Many older people with Alzheimer’s dementia and behavioral symptoms can be withdrawn from chronic antipsychotic medication without detrimental effects on their behaviour.
A subgroup of the international healthcare research organization the Cochrane Collaboration, recently tracked what happened when people with dementia were taken off antipsychotic medication, even those showing signs of agitation, delusions, wandering, aggression or depression. Prevention is a more cost-effective alternative strategy.
Researchers advised that taking residents with dementia off antipsychotics should be “routine clinical practice”.(1) That they can do so without fear of relapse of the responsive behaviors. There are exceptions however, for those with more severe neuropsychiatric symptoms before starting antipsychotics.

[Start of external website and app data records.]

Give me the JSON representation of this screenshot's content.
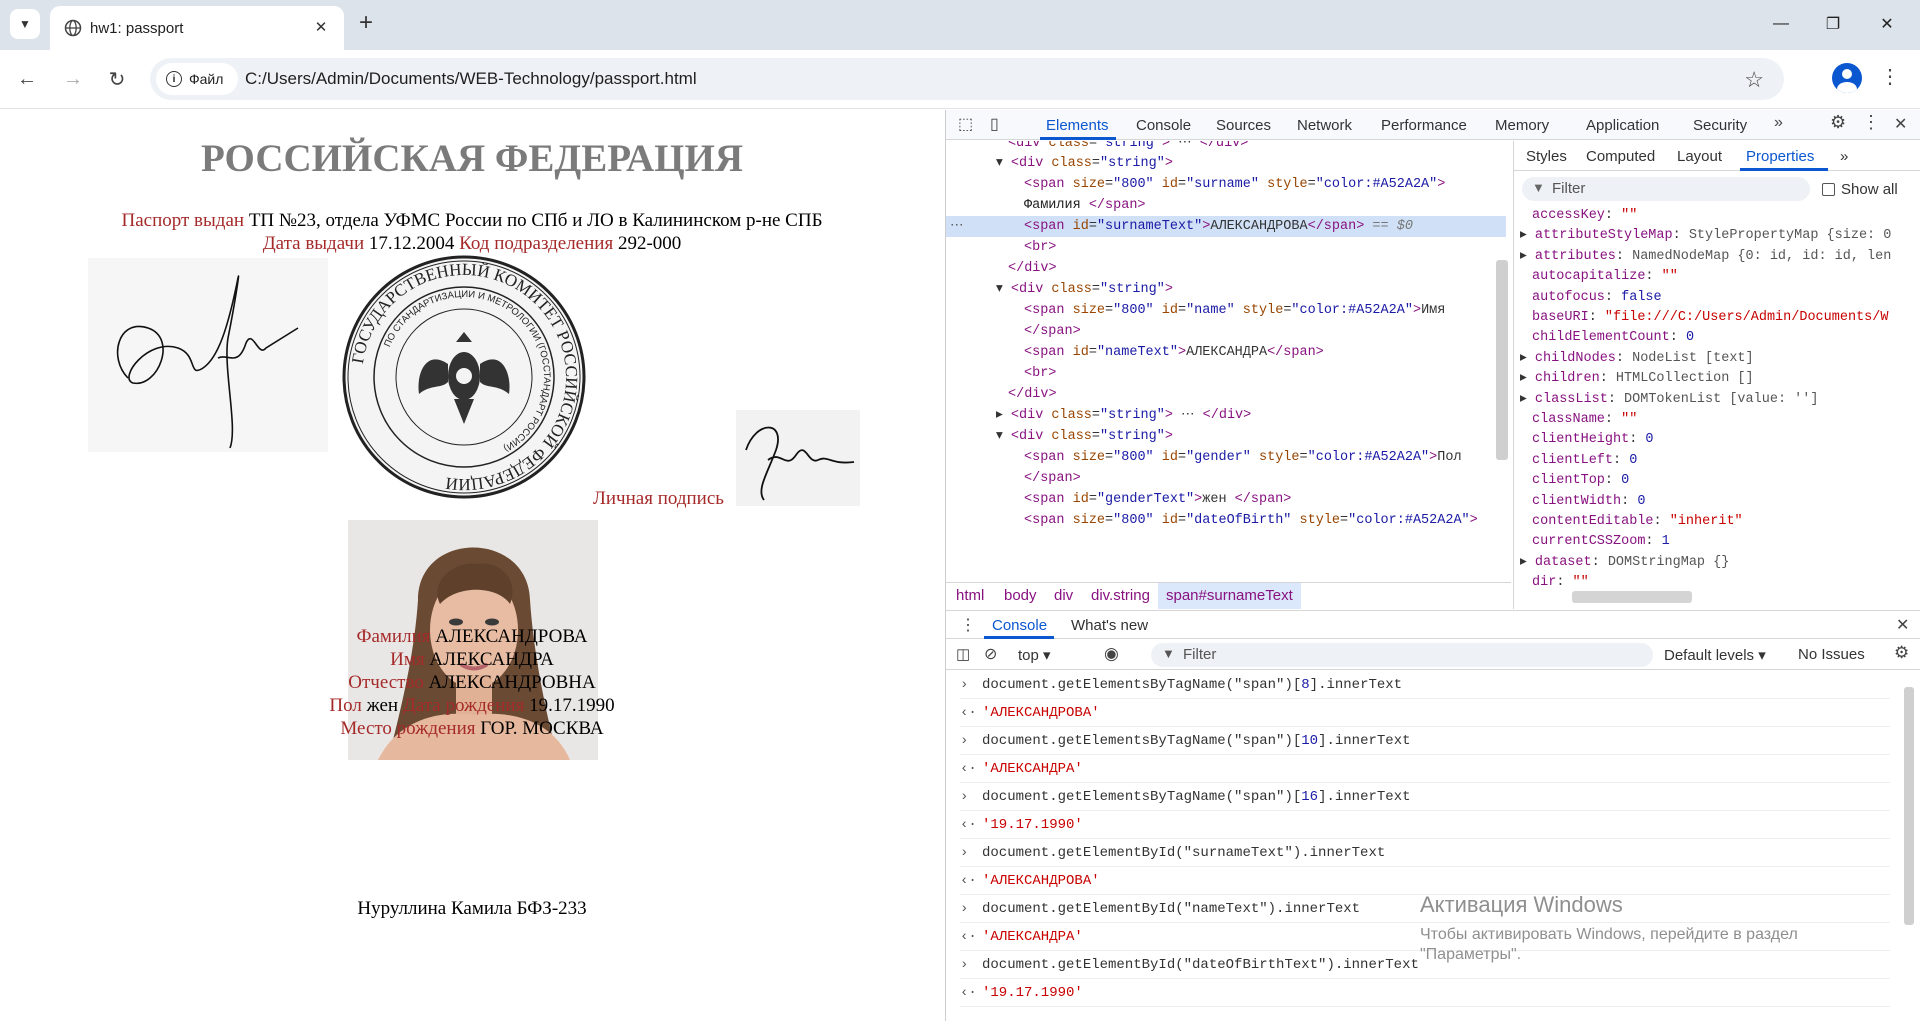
{
  "browser": {
    "tab_title": "hw1: passport",
    "address_chip": "Файл",
    "url": "C:/Users/Admin/Documents/WEB-Technology/passport.html"
  },
  "passport": {
    "heading": "РОССИЙСКАЯ ФЕДЕРАЦИЯ",
    "issued_label": "Паспорт выдан",
    "issued_value": "ТП №23, отдела УФМС России по СПб и ЛО в Калининском р-не СПБ",
    "date_label": "Дата выдачи",
    "date_value": "17.12.2004",
    "code_label": "Код подразделения",
    "code_value": "292-000",
    "signature_label": "Личная подпись",
    "seal_outer_text": "ГОСУДАРСТВЕННЫЙ КОМИТЕТ РОССИЙСКОЙ ФЕДЕРАЦИИ",
    "seal_inner_text": "ПО СТАНДАРТИЗАЦИИ И МЕТРОЛОГИИ (ГОССТАНДАРТ РОССИИ)",
    "surname_label": "Фамилия",
    "surname_value": "АЛЕКСАНДРОВА",
    "name_label": "Имя",
    "name_value": "АЛЕКСАНДРА",
    "patronymic_label": "Отчество",
    "patronymic_value": "АЛЕКСАНДРОВНА",
    "gender_label": "Пол",
    "gender_value": "жен",
    "birth_label": "Дата рождения",
    "birth_value": "19.17.1990",
    "birthplace_label": "Место рождения",
    "birthplace_value": "ГОР. МОСКВА",
    "author": "Нуруллина Камила БФЗ-233"
  },
  "devtools": {
    "tabs": [
      "Elements",
      "Console",
      "Sources",
      "Network",
      "Performance",
      "Memory",
      "Application",
      "Security"
    ],
    "breadcrumbs": [
      "html",
      "body",
      "div",
      "div.string"
    ],
    "breadcrumb_selected": "span#surnameText",
    "side_tabs": [
      "Styles",
      "Computed",
      "Layout",
      "Properties"
    ],
    "props_filter_placeholder": "Filter",
    "show_all": "Show all",
    "properties": [
      {
        "key": "accessKey",
        "value": "\"\"",
        "kind": "s",
        "exp": false
      },
      {
        "key": "attributeStyleMap",
        "value": "StylePropertyMap {size: 0",
        "kind": "t",
        "exp": true
      },
      {
        "key": "attributes",
        "value": "NamedNodeMap {0: id, id: id, len",
        "kind": "t",
        "exp": true
      },
      {
        "key": "autocapitalize",
        "value": "\"\"",
        "kind": "s",
        "exp": false
      },
      {
        "key": "autofocus",
        "value": "false",
        "kind": "n",
        "exp": false
      },
      {
        "key": "baseURI",
        "value": "\"file:///C:/Users/Admin/Documents/W",
        "kind": "s",
        "exp": false
      },
      {
        "key": "childElementCount",
        "value": "0",
        "kind": "n",
        "exp": false
      },
      {
        "key": "childNodes",
        "value": "NodeList [text]",
        "kind": "t",
        "exp": true
      },
      {
        "key": "children",
        "value": "HTMLCollection []",
        "kind": "t",
        "exp": true
      },
      {
        "key": "classList",
        "value": "DOMTokenList [value: '']",
        "kind": "t",
        "exp": true
      },
      {
        "key": "className",
        "value": "\"\"",
        "kind": "s",
        "exp": false
      },
      {
        "key": "clientHeight",
        "value": "0",
        "kind": "n",
        "exp": false
      },
      {
        "key": "clientLeft",
        "value": "0",
        "kind": "n",
        "exp": false
      },
      {
        "key": "clientTop",
        "value": "0",
        "kind": "n",
        "exp": false
      },
      {
        "key": "clientWidth",
        "value": "0",
        "kind": "n",
        "exp": false
      },
      {
        "key": "contentEditable",
        "value": "\"inherit\"",
        "kind": "s",
        "exp": false
      },
      {
        "key": "currentCSSZoom",
        "value": "1",
        "kind": "n",
        "exp": false
      },
      {
        "key": "dataset",
        "value": "DOMStringMap {}",
        "kind": "t",
        "exp": true
      },
      {
        "key": "dir",
        "value": "\"\"",
        "kind": "s",
        "exp": false
      }
    ],
    "console_tabs": [
      "Console",
      "What's new"
    ],
    "context": "top",
    "console_filter_placeholder": "Filter",
    "levels": "Default levels",
    "issues": "No Issues",
    "console_lines": [
      {
        "type": "in",
        "text": "document.getElementsByTagName(\"span\")[8].innerText"
      },
      {
        "type": "out",
        "text": "'АЛЕКСАНДРОВА'"
      },
      {
        "type": "in",
        "text": "document.getElementsByTagName(\"span\")[10].innerText"
      },
      {
        "type": "out",
        "text": "'АЛЕКСАНДРА'"
      },
      {
        "type": "in",
        "text": "document.getElementsByTagName(\"span\")[16].innerText"
      },
      {
        "type": "out",
        "text": "'19.17.1990'"
      },
      {
        "type": "in",
        "text": "document.getElementById(\"surnameText\").innerText"
      },
      {
        "type": "out",
        "text": "'АЛЕКСАНДРОВА'"
      },
      {
        "type": "in",
        "text": "document.getElementById(\"nameText\").innerText"
      },
      {
        "type": "out",
        "text": "'АЛЕКСАНДРА'"
      },
      {
        "type": "in",
        "text": "document.getElementById(\"dateOfBirthText\").innerText"
      },
      {
        "type": "out",
        "text": "'19.17.1990'"
      }
    ]
  },
  "windows_activation": {
    "title": "Активация Windows",
    "line1": "Чтобы активировать Windows, перейдите в раздел",
    "line2": "\"Параметры\"."
  },
  "colors": {
    "label_red": "#a52a2a",
    "heading_gray": "#7b7b7b",
    "accent_blue": "#0b57d0"
  }
}
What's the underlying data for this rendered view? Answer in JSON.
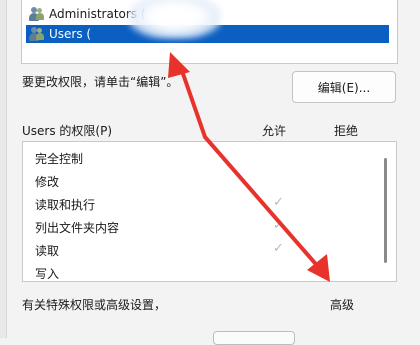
{
  "groups": [
    {
      "name": "Administrators (",
      "selected": false
    },
    {
      "name": "Users (",
      "selected": true
    }
  ],
  "hint": "要更改权限，请单击“编辑”。",
  "edit_button": "编辑(E)...",
  "perm_header": {
    "title": "Users 的权限(P)",
    "allow": "允许",
    "deny": "拒绝"
  },
  "permissions": [
    {
      "name": "完全控制",
      "allow": false
    },
    {
      "name": "修改",
      "allow": false
    },
    {
      "name": "读取和执行",
      "allow": true
    },
    {
      "name": "列出文件夹内容",
      "allow": true
    },
    {
      "name": "读取",
      "allow": true
    },
    {
      "name": "写入",
      "allow": false
    }
  ],
  "special_text": "有关特殊权限或高级设置，",
  "advanced_label": "高级",
  "check_glyph": "✓",
  "colors": {
    "selection": "#0b5fc0",
    "arrow": "#e8322c",
    "check": "#b9b9b9"
  }
}
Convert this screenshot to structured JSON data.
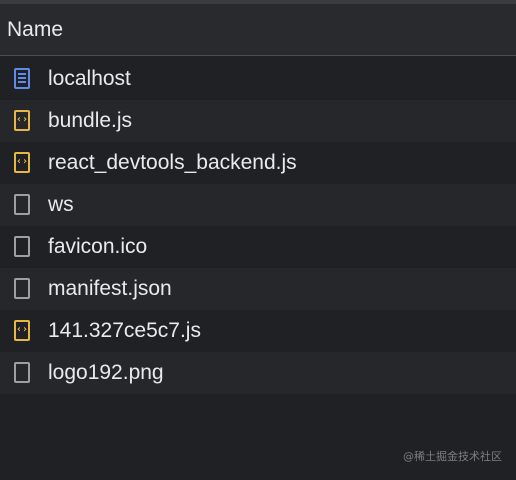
{
  "header": {
    "name_label": "Name"
  },
  "files": [
    {
      "name": "localhost",
      "icon": "document-icon"
    },
    {
      "name": "bundle.js",
      "icon": "script-icon"
    },
    {
      "name": "react_devtools_backend.js",
      "icon": "script-icon"
    },
    {
      "name": "ws",
      "icon": "blank-file-icon"
    },
    {
      "name": "favicon.ico",
      "icon": "blank-file-icon"
    },
    {
      "name": "manifest.json",
      "icon": "blank-file-icon"
    },
    {
      "name": "141.327ce5c7.js",
      "icon": "script-icon"
    },
    {
      "name": "logo192.png",
      "icon": "blank-file-icon"
    }
  ],
  "watermark": "@稀土掘金技术社区",
  "colors": {
    "background": "#202124",
    "document_icon": "#5e8ce8",
    "script_icon": "#e5b743",
    "other_icon": "#9aa0a6"
  }
}
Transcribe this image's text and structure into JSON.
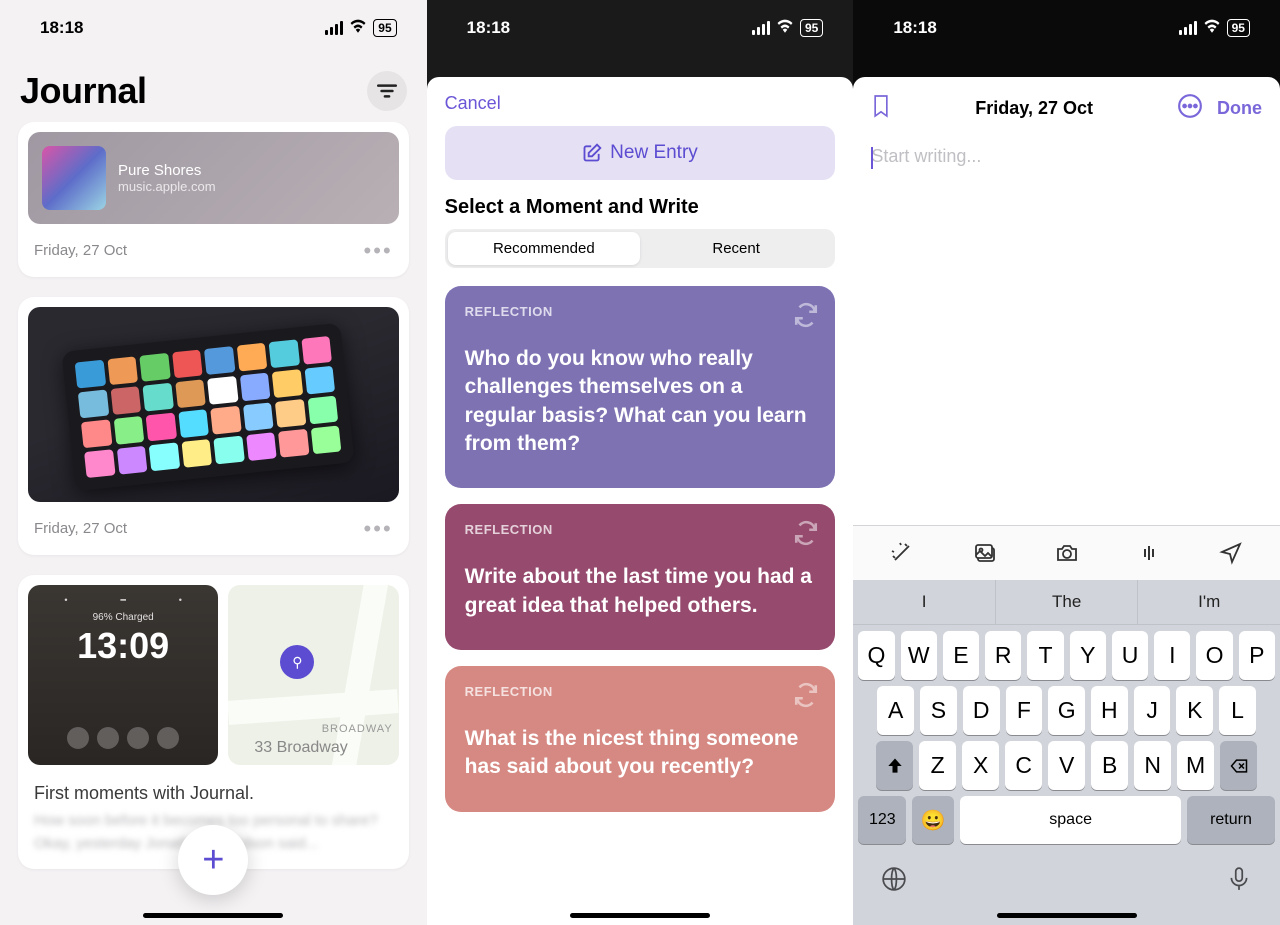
{
  "status": {
    "time": "18:18",
    "battery": "95"
  },
  "s1": {
    "title": "Journal",
    "music": {
      "title": "Pure Shores",
      "subtitle": "music.apple.com"
    },
    "card1_date": "Friday, 27 Oct",
    "card2_date": "Friday, 27 Oct",
    "lock": {
      "charge": "96% Charged",
      "time": "13:09"
    },
    "map": {
      "road": "BROADWAY",
      "addr": "33 Broadway"
    },
    "card3_title": "First moments with Journal.",
    "card3_body": "How soon before it becomes too personal to share? Okay, yesterday Jonathan Davidson said..."
  },
  "s2": {
    "cancel": "Cancel",
    "new_entry": "New Entry",
    "moment_title": "Select a Moment and Write",
    "seg": {
      "recommended": "Recommended",
      "recent": "Recent"
    },
    "tag": "REFLECTION",
    "p1": "Who do you know who really challenges themselves on a regular basis? What can you learn from them?",
    "p2": "Write about the last time you had a great idea that helped others.",
    "p3": "What is the nicest thing someone has said about you recently?"
  },
  "s3": {
    "date": "Friday, 27 Oct",
    "done": "Done",
    "placeholder": "Start writing...",
    "sugg": {
      "a": "I",
      "b": "The",
      "c": "I'm"
    },
    "row1": [
      "Q",
      "W",
      "E",
      "R",
      "T",
      "Y",
      "U",
      "I",
      "O",
      "P"
    ],
    "row2": [
      "A",
      "S",
      "D",
      "F",
      "G",
      "H",
      "J",
      "K",
      "L"
    ],
    "row3": [
      "Z",
      "X",
      "C",
      "V",
      "B",
      "N",
      "M"
    ],
    "k123": "123",
    "space": "space",
    "return": "return"
  }
}
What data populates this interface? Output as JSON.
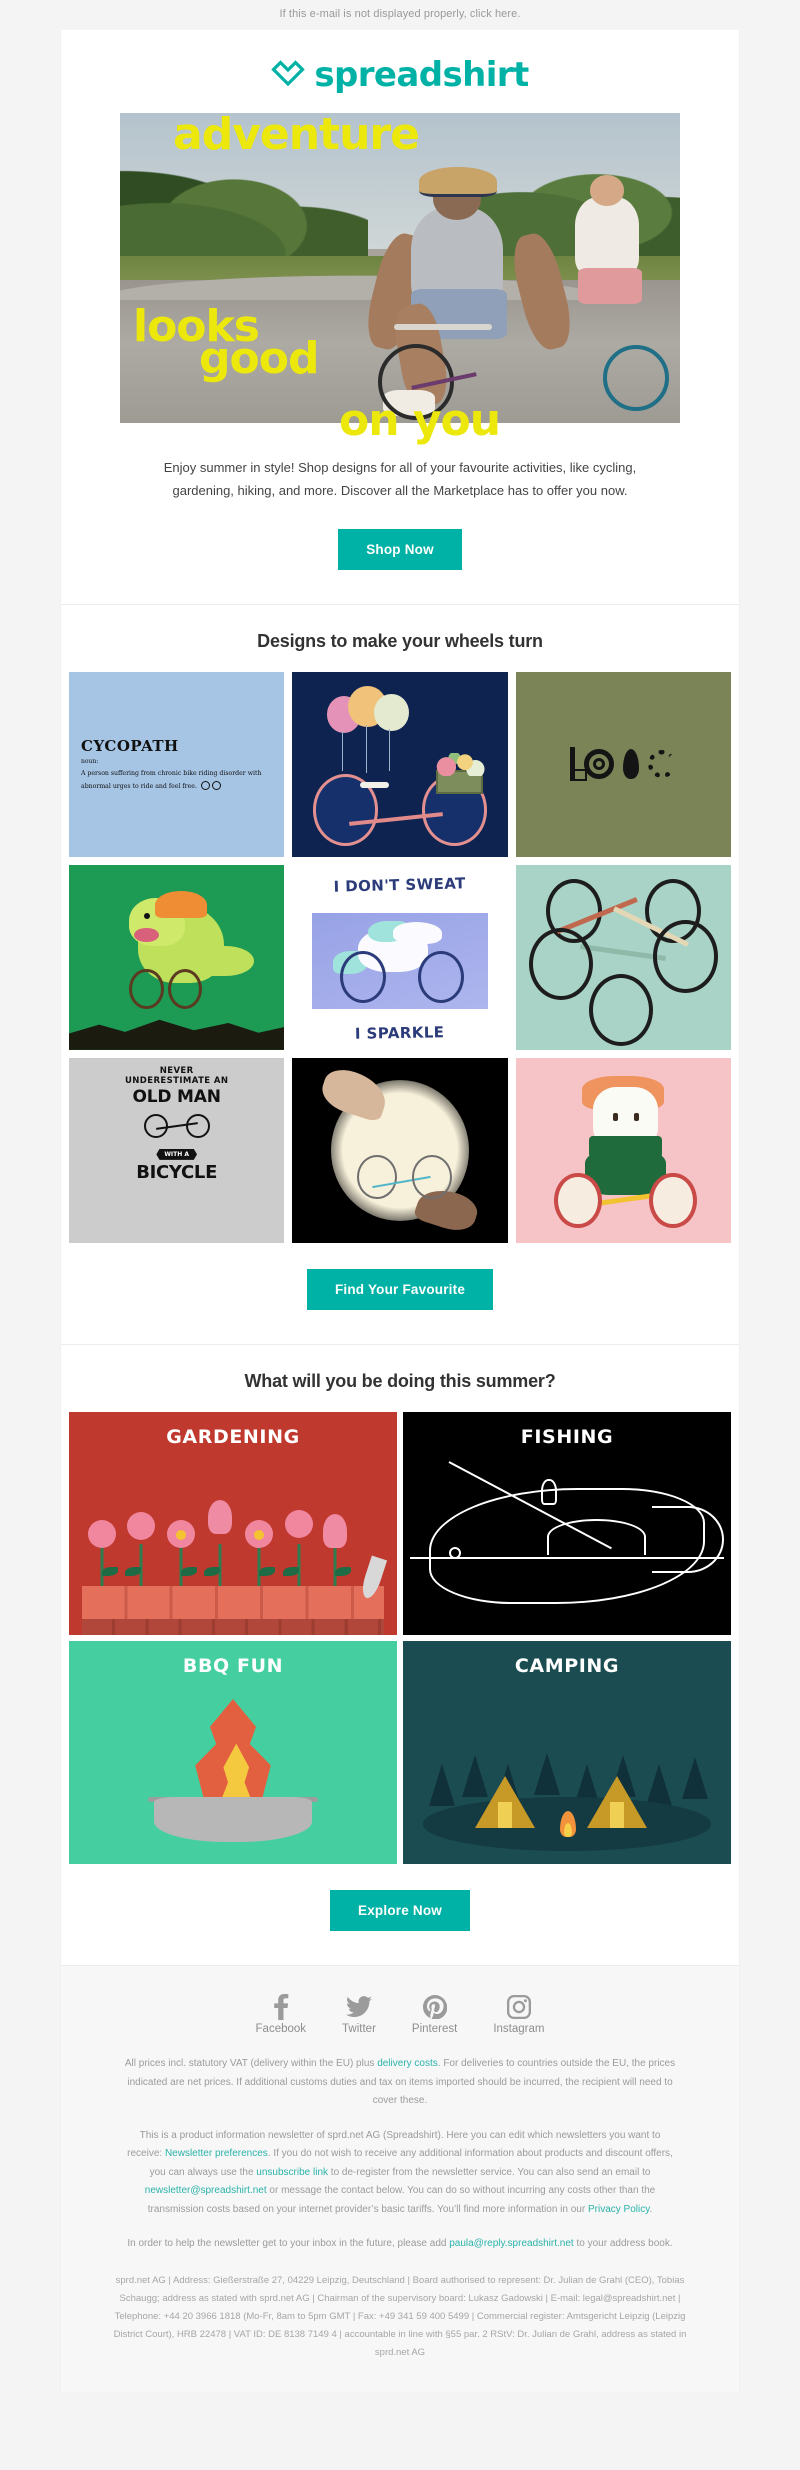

There is evidence that depression and aggression are associated, in spite of the apparent contraindications. Isolation and lost social support contributes to depression.(2) However, the 2008 National Institute of Mental Health (NIMH) Strategic Plan includes prevention as one of its key objectives with respect to mental disorders such as depression.(3)
Approaching depression through prevention is a more effective and cost-saving strategic approach to improve quality of life as well as enhancing health span and the life span.
(3) Dutton, D. G., & Karakanta, C. (2013). Depression as a risk marker for aggression: A critical review. Aggression and violent behavior, 18(1), 310-319.